THE LOCHSA GEOTHERMAL SYSTEM, NORTHERN IDAHO; A MODEL FOR DEEP, FRACTURE-CONTROLLED, HYDROTHERMAL SYSTEMS WITH NON-VOLCANOGENIC HEAT SOURCES
LGS waters have high pH (8.9-9.3), low Mg (13.9-121.6 ppb), high Na, low TDS and discharge temperatures from 44.0-48.2°C. Geochemical modeling using SOLVEQ (Reed, 1992) indicates equilibrium with granitic alteration assemblages of quartz, albite, microcline, clay minerals, serpentines and chlorites at four springs. Absence of clay minerals in inferred alteration assemblages at Weir Creek may reflect reaction with a different source rock. Partial re-equilibration at an intermediate depth/ temperature may occur at Colgate Licks. Rb/Sr ratios appear to differentiate between thermal waters equilibrated with Cretaceous or Tertiary rocks.

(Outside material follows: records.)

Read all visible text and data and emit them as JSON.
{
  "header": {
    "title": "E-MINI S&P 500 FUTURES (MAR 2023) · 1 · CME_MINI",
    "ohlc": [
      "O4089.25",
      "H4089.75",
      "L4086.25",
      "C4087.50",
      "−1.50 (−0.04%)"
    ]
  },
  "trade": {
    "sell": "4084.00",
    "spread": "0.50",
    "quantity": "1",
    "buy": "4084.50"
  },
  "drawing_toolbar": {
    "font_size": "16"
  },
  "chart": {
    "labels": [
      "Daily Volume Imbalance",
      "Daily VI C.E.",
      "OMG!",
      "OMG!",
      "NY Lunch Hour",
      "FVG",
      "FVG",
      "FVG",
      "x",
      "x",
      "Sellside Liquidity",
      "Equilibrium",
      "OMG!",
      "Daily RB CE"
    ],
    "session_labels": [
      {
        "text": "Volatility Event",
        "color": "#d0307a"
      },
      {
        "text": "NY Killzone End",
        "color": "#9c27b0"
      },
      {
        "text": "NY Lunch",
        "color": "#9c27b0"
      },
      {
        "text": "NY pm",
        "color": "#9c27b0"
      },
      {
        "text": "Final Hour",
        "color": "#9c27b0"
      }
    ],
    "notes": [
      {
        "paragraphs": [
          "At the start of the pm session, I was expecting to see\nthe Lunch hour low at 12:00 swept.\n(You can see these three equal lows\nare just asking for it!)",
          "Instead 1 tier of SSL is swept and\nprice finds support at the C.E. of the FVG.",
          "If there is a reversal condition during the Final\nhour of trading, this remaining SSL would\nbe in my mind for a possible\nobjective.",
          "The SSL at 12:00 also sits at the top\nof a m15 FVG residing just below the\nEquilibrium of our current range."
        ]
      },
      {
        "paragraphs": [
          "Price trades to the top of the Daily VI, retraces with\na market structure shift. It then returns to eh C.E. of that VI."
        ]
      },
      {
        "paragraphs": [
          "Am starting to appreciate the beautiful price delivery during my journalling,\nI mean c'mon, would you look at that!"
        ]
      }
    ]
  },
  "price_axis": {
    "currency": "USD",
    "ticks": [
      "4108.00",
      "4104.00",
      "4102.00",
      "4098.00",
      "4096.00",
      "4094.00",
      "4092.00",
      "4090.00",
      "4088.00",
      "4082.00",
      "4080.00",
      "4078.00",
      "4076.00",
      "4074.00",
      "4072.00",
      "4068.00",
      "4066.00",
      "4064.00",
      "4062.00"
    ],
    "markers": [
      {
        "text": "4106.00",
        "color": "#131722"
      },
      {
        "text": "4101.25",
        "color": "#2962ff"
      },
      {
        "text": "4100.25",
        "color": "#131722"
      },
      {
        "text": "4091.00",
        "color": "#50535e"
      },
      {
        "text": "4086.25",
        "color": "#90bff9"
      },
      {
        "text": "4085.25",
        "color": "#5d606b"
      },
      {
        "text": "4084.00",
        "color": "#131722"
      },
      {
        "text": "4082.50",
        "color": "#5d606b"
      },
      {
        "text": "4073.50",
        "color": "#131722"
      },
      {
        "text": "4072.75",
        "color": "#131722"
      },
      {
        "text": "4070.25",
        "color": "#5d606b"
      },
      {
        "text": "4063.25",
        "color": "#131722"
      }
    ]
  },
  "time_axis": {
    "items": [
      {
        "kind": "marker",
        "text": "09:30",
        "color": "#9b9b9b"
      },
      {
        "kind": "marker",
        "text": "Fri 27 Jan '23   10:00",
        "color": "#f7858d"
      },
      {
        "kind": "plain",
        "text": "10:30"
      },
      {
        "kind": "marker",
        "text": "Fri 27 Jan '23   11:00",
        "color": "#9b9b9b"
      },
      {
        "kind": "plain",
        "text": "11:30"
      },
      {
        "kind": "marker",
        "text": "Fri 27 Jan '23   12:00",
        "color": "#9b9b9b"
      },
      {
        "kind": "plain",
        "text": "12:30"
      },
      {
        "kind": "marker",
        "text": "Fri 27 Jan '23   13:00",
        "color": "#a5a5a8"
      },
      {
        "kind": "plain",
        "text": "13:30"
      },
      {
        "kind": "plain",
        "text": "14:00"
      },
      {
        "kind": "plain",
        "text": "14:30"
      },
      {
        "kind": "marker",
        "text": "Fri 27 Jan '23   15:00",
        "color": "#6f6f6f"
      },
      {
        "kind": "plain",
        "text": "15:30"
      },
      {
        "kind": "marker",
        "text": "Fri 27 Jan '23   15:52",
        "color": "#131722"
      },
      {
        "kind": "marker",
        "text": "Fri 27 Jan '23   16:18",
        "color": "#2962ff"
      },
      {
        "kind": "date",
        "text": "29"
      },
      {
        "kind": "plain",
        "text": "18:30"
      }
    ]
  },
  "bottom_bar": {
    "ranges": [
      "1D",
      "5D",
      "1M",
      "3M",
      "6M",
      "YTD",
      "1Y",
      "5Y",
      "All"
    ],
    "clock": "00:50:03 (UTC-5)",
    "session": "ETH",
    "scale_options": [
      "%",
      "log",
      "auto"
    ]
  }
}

Stable isotope ratios (delta 18O, -18.9 to -18.1; delta D, -143 to -145 per mil) suggest meteoric recharge at high elevations and a mature, high W/R ratio system. Water flows to depths of 2.2-3.9 km reaching reservoir temperatures as high as 104 °C. Thermal water rapidly ascends to the surface along conduits formed where permeable shears and/or relatively impermeable dikes cross the major shear zone. Low Mg concentrations and delta D values suggest that little mixing takes place between thermal and non-thermal waters. The LGS appears to be composed of several small convective cells, which flow primarily within structures that intersect the common shear zone, with limited hydraulic communication between them.